Turn-in is exceptional and the front tires immediately hook up as soon as you turn into a bend. If you miss an apex in this most potent of hot hatches, it’s your fault, not the car’s. The mid-corner grip is also incredibly strong, although we can’t help but think it could be even stronger were the car mounted with Michelin or Pirelli rubber. Like the GR Yaris, the car has an adjustable all-wheel-drive system where you can either a 60:40 front/rear power split, a 50:50 power split, or a 30:70 power split.
Those with experience driving front-wheel drive hot hatches will be most at home with the 60:40 split but for some added driving thrills, the 50:50 and 70:30 splits are preferable. Interestingly, even in the 50:50 mode, the rear end rotates very easily, making it feel as though there is more power at the rear than there actually is. In 30:70 mode, this feeling is even more pronounced and with the traction control system disabled, allows you to perform smoky drifts. Speaking of drifts, Toyota has also fitted the GR Corolla with a hydraulic handbrake that quickly rotates the car and disconnects power to the rear wheels, allowing you to easily perform 360-degree donuts on a dime. It’s hardly a useful feature on the road nor one that will benefit lap times on a track, but it is loads of fun.
The soundtrack of the GR Corolla also impressed us. Whereas the GR Yaris has always been a little muted, the GR Corolla offers a much more thunderous soundtrack with plenty of base, so much so that we were left wondering if the JBL subwoofer hasn’t been tuned to add some base to the exhaust note. There are no cracks and pops like VW and Hyundai hot hatches which is a little bit of a shame.
The shifting action of the gearbox is good but cannot rival that of the Honda Civic Type R. Then there’s the ride. The GR Corolla is quite stiff and unlike some rivals, it does not have adjustable dampers. That’s a shame given its sky-high starting price and does mean living with it on a daily basis can be a little more challenging than some alternatives.
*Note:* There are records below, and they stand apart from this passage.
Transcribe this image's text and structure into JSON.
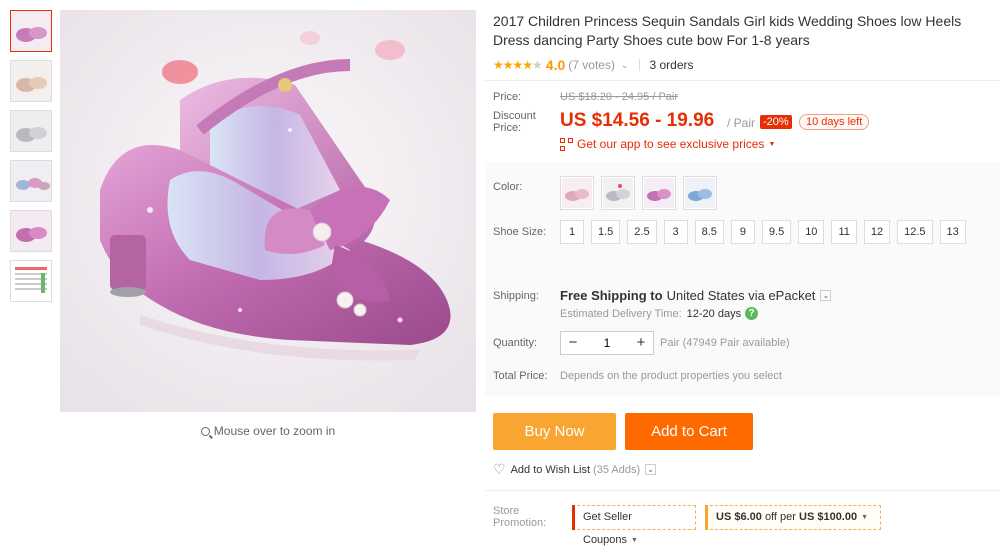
{
  "product": {
    "title": "2017 Children Princess Sequin Sandals Girl kids Wedding Shoes low Heels Dress dancing Party Shoes cute bow For 1-8 years",
    "rating_stars": "★★★★",
    "rating_half": "★",
    "rating": "4.0",
    "votes": "(7 votes)",
    "orders": "3 orders"
  },
  "gallery": {
    "zoom_hint": "Mouse over to zoom in",
    "thumb_count": 6
  },
  "price": {
    "price_label": "Price:",
    "original": "US $18.20 - 24.95 / Pair",
    "discount_label_1": "Discount",
    "discount_label_2": "Price:",
    "discount_price": "US $14.56 - 19.96",
    "unit": "/ Pair",
    "discount_pct": "-20%",
    "days_left": "10 days left",
    "app_promo": "Get our app to see exclusive prices"
  },
  "options": {
    "color_label": "Color:",
    "colors": [
      "pink-gold",
      "silver",
      "purple",
      "blue"
    ],
    "size_label": "Shoe Size:",
    "sizes": [
      "1",
      "1.5",
      "2.5",
      "3",
      "8.5",
      "9",
      "9.5",
      "10",
      "11",
      "12",
      "12.5",
      "13"
    ]
  },
  "shipping": {
    "label": "Shipping:",
    "free": "Free Shipping to",
    "destination": "United States via ePacket",
    "est_label": "Estimated Delivery Time:",
    "est_value": "12-20 days"
  },
  "quantity": {
    "label": "Quantity:",
    "value": "1",
    "available": "Pair (47949 Pair available)"
  },
  "total": {
    "label": "Total Price:",
    "note": "Depends on the product properties you select"
  },
  "actions": {
    "buy_now": "Buy Now",
    "add_to_cart": "Add to Cart",
    "wish_label": "Add to Wish List",
    "wish_count": "(35 Adds)"
  },
  "promotion": {
    "label_1": "Store",
    "label_2": "Promotion:",
    "seller_coupons": "Get Seller Coupons",
    "coupon_off": "US $6.00",
    "coupon_mid": "off per",
    "coupon_min": "US $100.00"
  },
  "colors": {
    "accent_red": "#e62e04",
    "buy_orange": "#f8a631",
    "cart_orange": "#ff6a00",
    "star": "#ffa500"
  }
}
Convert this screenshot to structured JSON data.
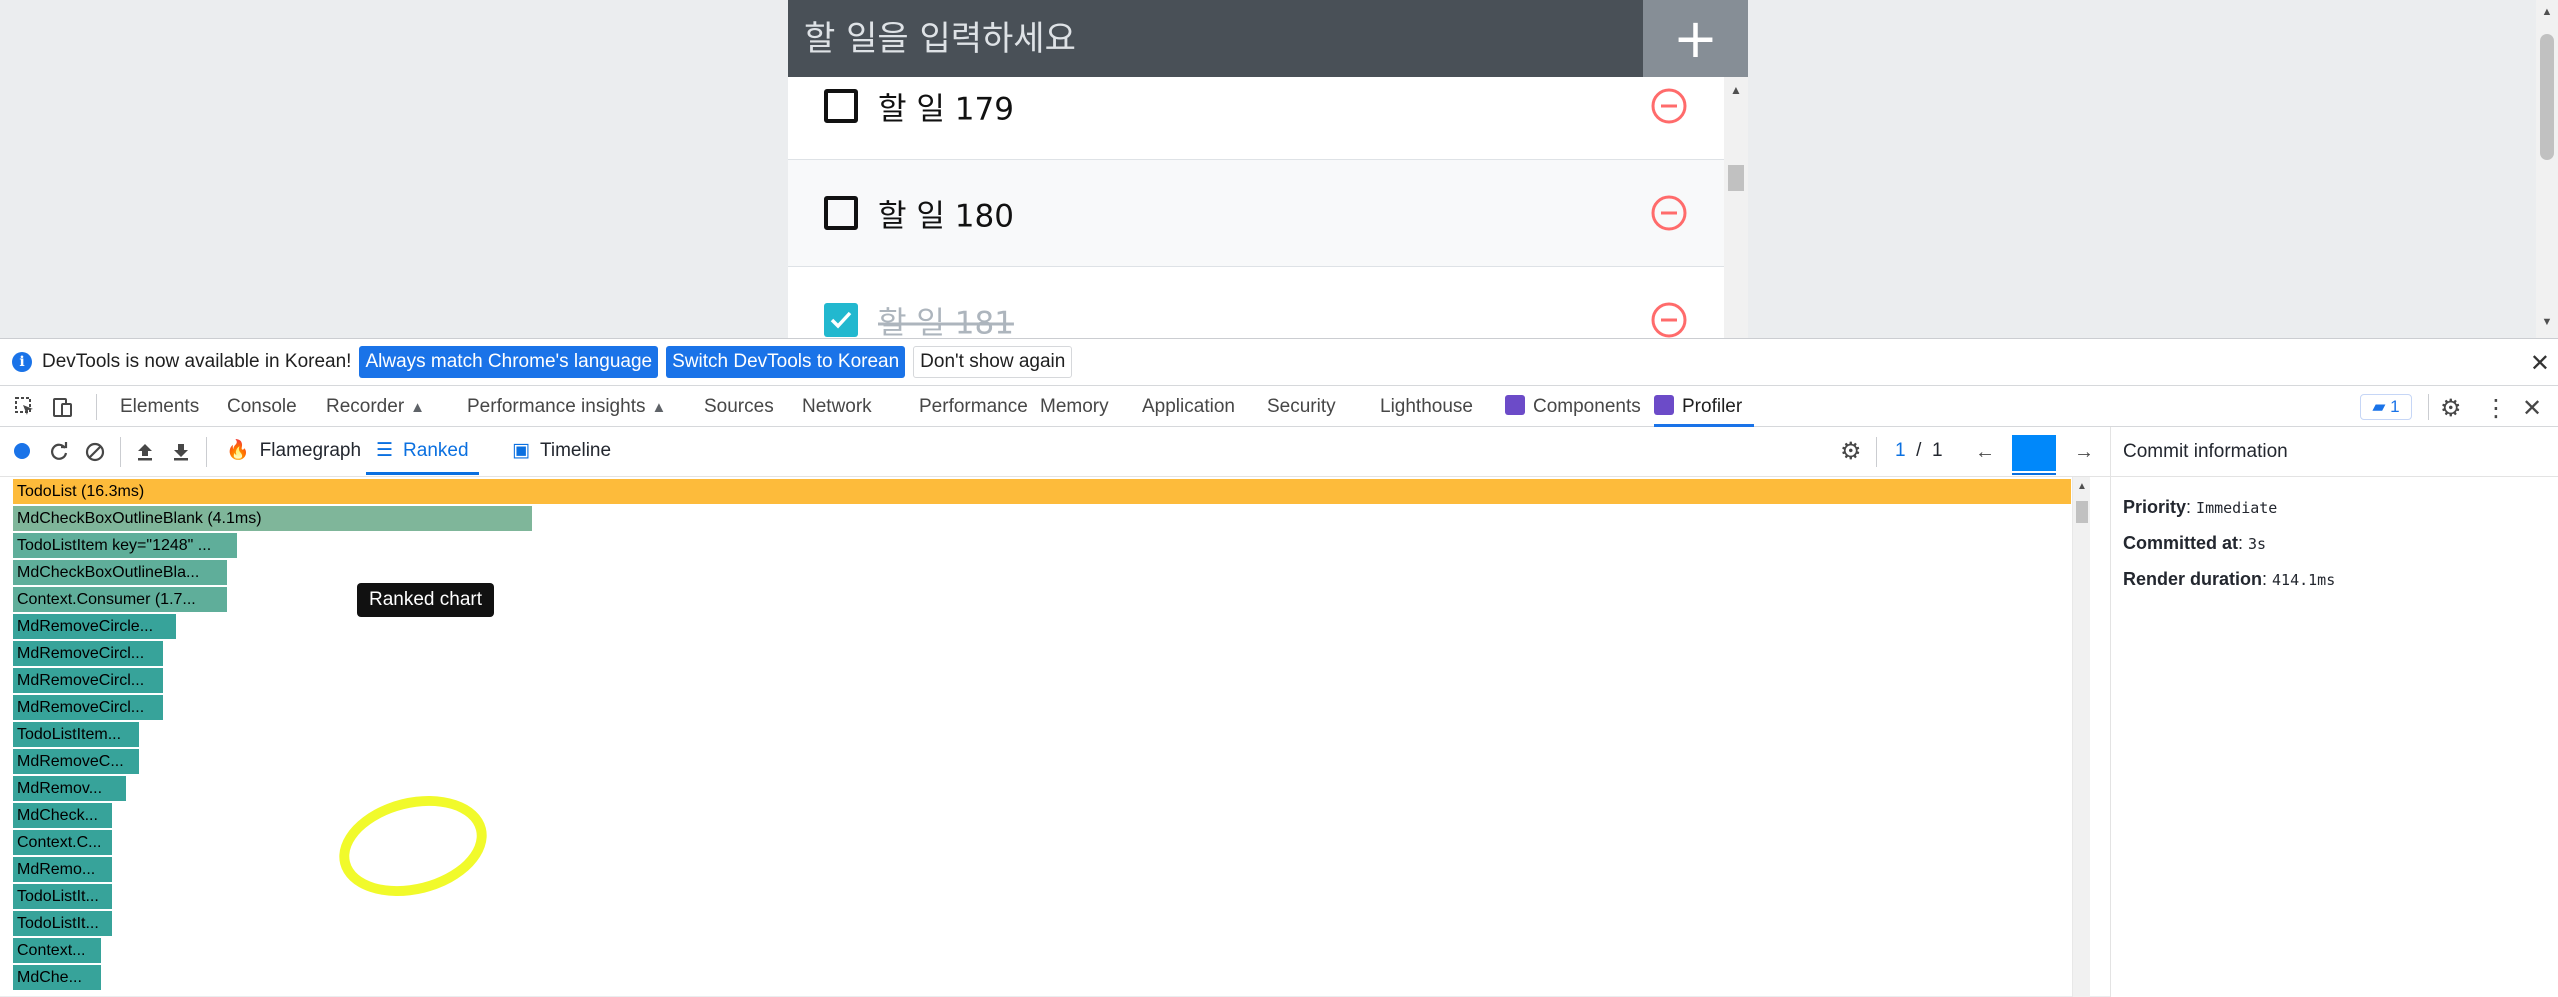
{
  "todo": {
    "placeholder": "할 일을 입력하세요",
    "add_label": "+",
    "items": [
      {
        "text": "할 일 179",
        "checked": false
      },
      {
        "text": "할 일 180",
        "checked": false
      },
      {
        "text": "할 일 181",
        "checked": true
      }
    ]
  },
  "infobar": {
    "message": "DevTools is now available in Korean!",
    "match_label": "Always match Chrome's language",
    "switch_label": "Switch DevTools to Korean",
    "dismiss_label": "Don't show again",
    "close_label": "✕"
  },
  "devtools_tabs": {
    "elements": "Elements",
    "console": "Console",
    "recorder": "Recorder",
    "perf_insights": "Performance insights",
    "sources": "Sources",
    "network": "Network",
    "performance": "Performance",
    "memory": "Memory",
    "application": "Application",
    "security": "Security",
    "lighthouse": "Lighthouse",
    "components": "Components",
    "profiler": "Profiler",
    "issues_count": "1",
    "active": "Profiler"
  },
  "profiler": {
    "tabs": {
      "flamegraph": "Flamegraph",
      "ranked": "Ranked",
      "timeline": "Timeline"
    },
    "active_tab": "Ranked",
    "tooltip": "Ranked chart",
    "commit_current": "1",
    "commit_sep": "/",
    "commit_total": "1",
    "commit_bar_color": "#0088fa",
    "ranked_items": [
      {
        "label": "TodoList (16.3ms)",
        "fraction": 1.0
      },
      {
        "label": "MdCheckBoxOutlineBlank (4.1ms)",
        "fraction": 0.252
      },
      {
        "label": "TodoListItem key=\"1248\" ...",
        "fraction": 0.109
      },
      {
        "label": "MdCheckBoxOutlineBla...",
        "fraction": 0.104
      },
      {
        "label": "Context.Consumer (1.7...",
        "fraction": 0.104
      },
      {
        "label": "MdRemoveCircle...",
        "fraction": 0.079
      },
      {
        "label": "MdRemoveCircl...",
        "fraction": 0.073
      },
      {
        "label": "MdRemoveCircl...",
        "fraction": 0.073
      },
      {
        "label": "MdRemoveCircl...",
        "fraction": 0.073
      },
      {
        "label": "TodoListItem...",
        "fraction": 0.061
      },
      {
        "label": "MdRemoveC...",
        "fraction": 0.061
      },
      {
        "label": "MdRemov...",
        "fraction": 0.055
      },
      {
        "label": "MdCheck...",
        "fraction": 0.048
      },
      {
        "label": "Context.C...",
        "fraction": 0.048
      },
      {
        "label": "MdRemo...",
        "fraction": 0.048
      },
      {
        "label": "TodoListIt...",
        "fraction": 0.048
      },
      {
        "label": "TodoListIt...",
        "fraction": 0.048
      },
      {
        "label": "Context...",
        "fraction": 0.043
      },
      {
        "label": "MdChe...",
        "fraction": 0.043
      }
    ],
    "colors": {
      "top": "#fdbb3b",
      "mid": "#7fb69a",
      "low": "#37a39a"
    }
  },
  "commit_info": {
    "title": "Commit information",
    "priority_label": "Priority",
    "priority_value": "Immediate",
    "committed_label": "Committed at",
    "committed_value": "3s",
    "duration_label": "Render duration",
    "duration_value": "414.1ms"
  }
}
Is this the new hot hatch benchmark?
It’s impossible to deny that the Toyota GR Corolla is a very, very good hot hatch. While it may perform best on a racetrack, it is perfectly suited to public roads whether you want to drive it calmly or try to exploit some of the performance. Is it the best bang-for-your-buck performance car on the market? We’re not so sure. The Hyundai i30 Sedan N (Elantra N), while not technically a hot hatch, offers just as many driving thrills, better technology, and more comfort, all while starting at AU$55,000 ($36,733) before on-road costs, a saving of almost AU$14,000 ($9,350).
Photo Credits: Brad Anderson/CarScoops
- LifestyleNovember 15, 2023Flying Dodge Charger Crushed In Mid-Air By Bus Looks Like A Movie Scene
- LifestyleNovember 6, 2023Honda Fit Inexplicably Smashes Into Building At Highway Speed, But Driver Survives
- LifestyleOctober 23, 2023Review: 2024 Lexus TX Picks Up Where The RX L Left Off Proving Second Time’s A Charm
- LifestyleOctober 16, 2023Yee-haw! Dodge Challenger Takes Flight And Sinks Into Florida Canal